_Task objective_
Copy out each line of the data that holds the word "JSON".

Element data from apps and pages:
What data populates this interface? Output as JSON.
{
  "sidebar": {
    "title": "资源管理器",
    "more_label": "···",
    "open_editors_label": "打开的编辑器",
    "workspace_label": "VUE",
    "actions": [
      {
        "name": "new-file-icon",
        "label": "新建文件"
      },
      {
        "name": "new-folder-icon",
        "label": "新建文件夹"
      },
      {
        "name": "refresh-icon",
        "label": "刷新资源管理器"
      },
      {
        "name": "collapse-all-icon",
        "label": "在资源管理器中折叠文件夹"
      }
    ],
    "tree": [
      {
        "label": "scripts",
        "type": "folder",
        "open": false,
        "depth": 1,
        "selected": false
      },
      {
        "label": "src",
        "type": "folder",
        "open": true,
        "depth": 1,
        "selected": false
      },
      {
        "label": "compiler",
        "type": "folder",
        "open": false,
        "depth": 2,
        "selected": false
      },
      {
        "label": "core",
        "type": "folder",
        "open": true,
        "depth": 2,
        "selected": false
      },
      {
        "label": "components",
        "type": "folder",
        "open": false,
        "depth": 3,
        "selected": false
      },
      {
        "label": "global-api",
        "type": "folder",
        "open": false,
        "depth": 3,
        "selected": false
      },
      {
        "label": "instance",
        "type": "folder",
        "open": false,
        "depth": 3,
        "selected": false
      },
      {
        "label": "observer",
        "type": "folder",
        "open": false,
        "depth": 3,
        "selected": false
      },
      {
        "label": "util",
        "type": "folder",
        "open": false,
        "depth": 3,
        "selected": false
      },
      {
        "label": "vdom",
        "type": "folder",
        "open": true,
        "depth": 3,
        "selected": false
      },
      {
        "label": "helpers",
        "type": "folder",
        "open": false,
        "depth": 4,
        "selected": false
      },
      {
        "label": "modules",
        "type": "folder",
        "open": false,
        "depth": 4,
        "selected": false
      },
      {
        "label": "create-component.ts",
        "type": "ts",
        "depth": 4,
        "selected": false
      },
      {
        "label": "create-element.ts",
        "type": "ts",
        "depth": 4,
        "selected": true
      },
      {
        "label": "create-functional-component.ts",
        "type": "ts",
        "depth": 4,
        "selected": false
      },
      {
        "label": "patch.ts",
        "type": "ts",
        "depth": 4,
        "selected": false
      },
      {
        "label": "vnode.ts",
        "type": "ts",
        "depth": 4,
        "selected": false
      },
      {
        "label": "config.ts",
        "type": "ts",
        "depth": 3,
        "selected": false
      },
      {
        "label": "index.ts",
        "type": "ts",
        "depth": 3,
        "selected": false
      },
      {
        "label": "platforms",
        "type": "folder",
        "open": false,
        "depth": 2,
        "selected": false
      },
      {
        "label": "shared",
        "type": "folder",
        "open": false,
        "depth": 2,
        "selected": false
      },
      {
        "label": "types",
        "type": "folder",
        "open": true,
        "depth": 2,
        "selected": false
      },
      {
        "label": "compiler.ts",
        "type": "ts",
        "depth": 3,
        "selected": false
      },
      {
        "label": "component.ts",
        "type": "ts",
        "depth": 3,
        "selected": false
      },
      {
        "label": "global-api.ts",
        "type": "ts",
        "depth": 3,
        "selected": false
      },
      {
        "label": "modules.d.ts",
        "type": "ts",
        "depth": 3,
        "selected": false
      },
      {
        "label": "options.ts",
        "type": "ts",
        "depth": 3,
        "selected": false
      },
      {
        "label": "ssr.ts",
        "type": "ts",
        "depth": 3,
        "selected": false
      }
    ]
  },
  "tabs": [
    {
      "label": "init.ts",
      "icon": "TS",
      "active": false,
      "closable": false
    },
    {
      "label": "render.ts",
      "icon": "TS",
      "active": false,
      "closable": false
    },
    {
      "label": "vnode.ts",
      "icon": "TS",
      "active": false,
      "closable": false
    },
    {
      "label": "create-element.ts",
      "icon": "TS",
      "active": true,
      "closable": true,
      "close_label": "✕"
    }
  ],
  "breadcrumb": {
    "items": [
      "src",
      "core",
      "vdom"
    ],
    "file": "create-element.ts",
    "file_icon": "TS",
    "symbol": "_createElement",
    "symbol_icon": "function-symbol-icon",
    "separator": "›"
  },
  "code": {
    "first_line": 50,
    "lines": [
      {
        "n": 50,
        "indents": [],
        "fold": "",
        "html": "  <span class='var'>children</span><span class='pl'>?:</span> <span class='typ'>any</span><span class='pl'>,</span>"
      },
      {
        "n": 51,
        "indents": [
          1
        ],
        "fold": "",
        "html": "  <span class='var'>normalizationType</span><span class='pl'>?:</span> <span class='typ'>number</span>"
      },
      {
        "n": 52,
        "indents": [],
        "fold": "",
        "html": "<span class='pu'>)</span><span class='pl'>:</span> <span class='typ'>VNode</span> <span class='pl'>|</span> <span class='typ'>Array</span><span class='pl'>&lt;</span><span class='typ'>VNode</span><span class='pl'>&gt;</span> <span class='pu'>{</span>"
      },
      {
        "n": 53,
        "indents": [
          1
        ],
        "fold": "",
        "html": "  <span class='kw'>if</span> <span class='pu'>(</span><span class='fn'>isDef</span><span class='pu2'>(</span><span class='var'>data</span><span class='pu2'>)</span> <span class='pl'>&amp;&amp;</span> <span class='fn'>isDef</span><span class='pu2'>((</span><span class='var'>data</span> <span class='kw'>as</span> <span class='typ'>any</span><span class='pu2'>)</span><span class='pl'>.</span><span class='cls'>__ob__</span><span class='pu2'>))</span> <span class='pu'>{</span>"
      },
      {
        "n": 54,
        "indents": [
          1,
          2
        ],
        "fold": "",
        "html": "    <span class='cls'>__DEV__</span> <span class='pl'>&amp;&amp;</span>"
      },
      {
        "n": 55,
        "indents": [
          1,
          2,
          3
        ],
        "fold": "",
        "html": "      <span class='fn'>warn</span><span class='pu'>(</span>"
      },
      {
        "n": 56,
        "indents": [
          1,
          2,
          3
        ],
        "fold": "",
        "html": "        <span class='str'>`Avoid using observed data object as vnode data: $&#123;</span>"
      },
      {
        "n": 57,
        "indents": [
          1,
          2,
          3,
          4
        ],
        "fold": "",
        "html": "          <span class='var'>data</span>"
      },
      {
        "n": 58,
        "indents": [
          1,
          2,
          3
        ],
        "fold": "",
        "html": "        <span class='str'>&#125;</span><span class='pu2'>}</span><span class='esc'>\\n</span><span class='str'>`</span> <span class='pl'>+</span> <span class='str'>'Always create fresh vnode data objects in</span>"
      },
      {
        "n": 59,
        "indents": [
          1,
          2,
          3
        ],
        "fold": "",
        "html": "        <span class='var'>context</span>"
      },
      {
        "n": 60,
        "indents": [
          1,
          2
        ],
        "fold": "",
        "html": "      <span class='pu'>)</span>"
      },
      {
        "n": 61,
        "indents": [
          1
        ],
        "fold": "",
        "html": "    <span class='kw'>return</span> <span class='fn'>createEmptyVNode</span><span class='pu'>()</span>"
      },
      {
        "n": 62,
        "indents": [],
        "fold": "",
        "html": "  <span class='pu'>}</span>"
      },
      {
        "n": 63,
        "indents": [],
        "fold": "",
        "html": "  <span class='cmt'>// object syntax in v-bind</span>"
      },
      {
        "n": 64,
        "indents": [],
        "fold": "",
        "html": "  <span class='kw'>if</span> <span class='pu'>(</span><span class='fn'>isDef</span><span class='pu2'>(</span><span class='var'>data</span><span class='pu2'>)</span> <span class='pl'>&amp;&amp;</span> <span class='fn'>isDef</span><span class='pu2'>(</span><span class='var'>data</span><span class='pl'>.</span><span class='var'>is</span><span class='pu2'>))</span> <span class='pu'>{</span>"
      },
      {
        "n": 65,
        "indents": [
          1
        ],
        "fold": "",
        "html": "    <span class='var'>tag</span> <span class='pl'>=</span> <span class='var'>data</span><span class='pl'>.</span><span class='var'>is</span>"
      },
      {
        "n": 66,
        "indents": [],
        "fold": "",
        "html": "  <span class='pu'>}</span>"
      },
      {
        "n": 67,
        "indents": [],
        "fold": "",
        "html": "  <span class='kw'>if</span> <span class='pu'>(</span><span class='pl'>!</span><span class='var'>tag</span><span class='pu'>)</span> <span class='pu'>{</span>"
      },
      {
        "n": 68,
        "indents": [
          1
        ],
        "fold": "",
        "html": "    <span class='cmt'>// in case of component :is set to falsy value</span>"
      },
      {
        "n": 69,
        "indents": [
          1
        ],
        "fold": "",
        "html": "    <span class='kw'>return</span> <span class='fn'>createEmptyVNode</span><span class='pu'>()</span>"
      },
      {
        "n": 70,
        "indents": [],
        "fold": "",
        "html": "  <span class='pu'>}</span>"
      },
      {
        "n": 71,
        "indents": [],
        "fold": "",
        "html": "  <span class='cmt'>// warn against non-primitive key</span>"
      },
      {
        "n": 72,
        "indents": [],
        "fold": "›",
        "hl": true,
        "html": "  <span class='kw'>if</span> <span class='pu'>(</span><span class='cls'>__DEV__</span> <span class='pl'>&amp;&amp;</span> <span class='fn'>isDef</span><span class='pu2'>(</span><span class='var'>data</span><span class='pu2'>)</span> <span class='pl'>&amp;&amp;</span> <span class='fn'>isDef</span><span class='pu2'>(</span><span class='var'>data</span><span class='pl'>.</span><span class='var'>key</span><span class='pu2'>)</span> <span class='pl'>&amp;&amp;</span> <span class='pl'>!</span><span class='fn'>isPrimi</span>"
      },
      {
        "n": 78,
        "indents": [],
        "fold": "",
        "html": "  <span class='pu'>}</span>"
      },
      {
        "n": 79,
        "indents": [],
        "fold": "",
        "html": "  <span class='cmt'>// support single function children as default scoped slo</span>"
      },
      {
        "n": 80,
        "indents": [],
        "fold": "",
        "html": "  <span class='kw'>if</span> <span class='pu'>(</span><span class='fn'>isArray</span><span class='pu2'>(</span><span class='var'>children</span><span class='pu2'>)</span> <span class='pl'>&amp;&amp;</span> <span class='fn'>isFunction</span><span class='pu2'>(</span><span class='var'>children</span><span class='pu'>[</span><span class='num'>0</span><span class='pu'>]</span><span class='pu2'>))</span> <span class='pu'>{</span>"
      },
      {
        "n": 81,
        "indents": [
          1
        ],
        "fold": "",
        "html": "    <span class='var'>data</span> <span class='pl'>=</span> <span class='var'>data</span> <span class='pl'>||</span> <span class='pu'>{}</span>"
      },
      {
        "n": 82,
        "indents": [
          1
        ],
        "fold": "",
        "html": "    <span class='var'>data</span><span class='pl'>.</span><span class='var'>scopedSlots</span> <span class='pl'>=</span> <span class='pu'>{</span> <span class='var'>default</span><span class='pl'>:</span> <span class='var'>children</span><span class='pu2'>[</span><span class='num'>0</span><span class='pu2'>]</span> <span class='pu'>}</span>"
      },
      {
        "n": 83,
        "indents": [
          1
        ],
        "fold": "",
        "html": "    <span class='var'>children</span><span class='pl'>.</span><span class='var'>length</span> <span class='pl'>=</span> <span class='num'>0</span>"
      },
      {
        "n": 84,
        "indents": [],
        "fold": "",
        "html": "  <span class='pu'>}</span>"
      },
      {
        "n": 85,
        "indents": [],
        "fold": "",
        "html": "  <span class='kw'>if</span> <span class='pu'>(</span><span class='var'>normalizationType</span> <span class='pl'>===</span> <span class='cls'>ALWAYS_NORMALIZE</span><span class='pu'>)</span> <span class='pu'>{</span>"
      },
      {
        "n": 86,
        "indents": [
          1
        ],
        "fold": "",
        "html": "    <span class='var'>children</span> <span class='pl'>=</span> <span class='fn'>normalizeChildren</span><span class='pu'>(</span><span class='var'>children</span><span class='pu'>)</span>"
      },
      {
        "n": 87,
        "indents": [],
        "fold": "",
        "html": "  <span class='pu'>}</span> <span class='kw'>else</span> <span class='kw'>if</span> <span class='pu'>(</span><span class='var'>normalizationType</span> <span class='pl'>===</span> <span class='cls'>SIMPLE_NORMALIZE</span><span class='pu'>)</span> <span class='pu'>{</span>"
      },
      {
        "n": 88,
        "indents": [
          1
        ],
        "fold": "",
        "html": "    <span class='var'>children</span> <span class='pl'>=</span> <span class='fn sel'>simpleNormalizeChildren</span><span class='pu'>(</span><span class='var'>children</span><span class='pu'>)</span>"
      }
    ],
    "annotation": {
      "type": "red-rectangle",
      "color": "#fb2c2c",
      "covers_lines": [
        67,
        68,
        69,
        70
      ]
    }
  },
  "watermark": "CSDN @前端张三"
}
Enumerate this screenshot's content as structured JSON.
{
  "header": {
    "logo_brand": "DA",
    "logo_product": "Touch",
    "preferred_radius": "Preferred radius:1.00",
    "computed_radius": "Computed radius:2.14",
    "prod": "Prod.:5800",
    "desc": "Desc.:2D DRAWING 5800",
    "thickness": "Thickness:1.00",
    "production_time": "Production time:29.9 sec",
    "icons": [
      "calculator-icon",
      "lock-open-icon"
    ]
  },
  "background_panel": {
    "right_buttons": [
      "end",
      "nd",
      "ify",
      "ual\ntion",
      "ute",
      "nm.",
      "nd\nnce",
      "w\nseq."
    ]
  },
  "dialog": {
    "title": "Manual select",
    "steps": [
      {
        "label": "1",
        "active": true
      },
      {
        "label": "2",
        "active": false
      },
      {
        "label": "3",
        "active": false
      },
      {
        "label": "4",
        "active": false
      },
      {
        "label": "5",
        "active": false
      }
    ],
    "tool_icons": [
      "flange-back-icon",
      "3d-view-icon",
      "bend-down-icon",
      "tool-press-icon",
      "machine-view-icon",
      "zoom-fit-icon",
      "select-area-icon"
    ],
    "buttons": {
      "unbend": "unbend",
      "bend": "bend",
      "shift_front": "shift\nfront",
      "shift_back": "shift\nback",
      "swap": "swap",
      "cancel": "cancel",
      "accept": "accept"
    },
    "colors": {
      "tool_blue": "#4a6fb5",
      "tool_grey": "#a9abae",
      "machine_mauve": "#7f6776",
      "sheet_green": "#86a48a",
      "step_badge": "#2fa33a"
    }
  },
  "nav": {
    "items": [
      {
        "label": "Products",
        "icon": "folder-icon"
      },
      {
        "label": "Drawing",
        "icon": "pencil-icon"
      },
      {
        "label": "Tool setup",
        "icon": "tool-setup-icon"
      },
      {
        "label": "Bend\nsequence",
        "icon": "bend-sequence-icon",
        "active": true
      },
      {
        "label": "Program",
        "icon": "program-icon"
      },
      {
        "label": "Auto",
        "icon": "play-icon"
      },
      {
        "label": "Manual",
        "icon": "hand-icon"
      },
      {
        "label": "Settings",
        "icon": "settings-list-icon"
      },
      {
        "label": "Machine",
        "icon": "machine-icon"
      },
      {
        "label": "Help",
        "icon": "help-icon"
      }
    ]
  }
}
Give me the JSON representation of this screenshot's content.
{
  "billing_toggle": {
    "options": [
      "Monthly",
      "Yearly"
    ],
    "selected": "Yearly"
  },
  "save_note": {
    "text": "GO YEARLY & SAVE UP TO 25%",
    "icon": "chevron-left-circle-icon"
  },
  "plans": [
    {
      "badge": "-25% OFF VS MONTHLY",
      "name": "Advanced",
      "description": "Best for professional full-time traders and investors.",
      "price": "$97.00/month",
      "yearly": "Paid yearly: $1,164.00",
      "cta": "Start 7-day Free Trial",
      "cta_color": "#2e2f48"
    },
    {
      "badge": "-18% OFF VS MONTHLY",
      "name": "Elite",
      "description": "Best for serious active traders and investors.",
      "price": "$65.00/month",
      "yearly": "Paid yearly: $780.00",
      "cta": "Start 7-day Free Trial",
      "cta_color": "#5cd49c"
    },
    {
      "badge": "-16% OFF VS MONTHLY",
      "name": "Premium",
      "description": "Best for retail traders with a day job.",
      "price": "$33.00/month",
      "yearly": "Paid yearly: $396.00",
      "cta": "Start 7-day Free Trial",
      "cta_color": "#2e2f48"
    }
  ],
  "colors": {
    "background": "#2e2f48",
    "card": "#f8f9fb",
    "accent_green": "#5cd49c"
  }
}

_Exercise result_
What data populates this interface? Output as JSON.
Enumerate this screenshot's content as structured JSON.
Give me the JSON representation of this screenshot's content.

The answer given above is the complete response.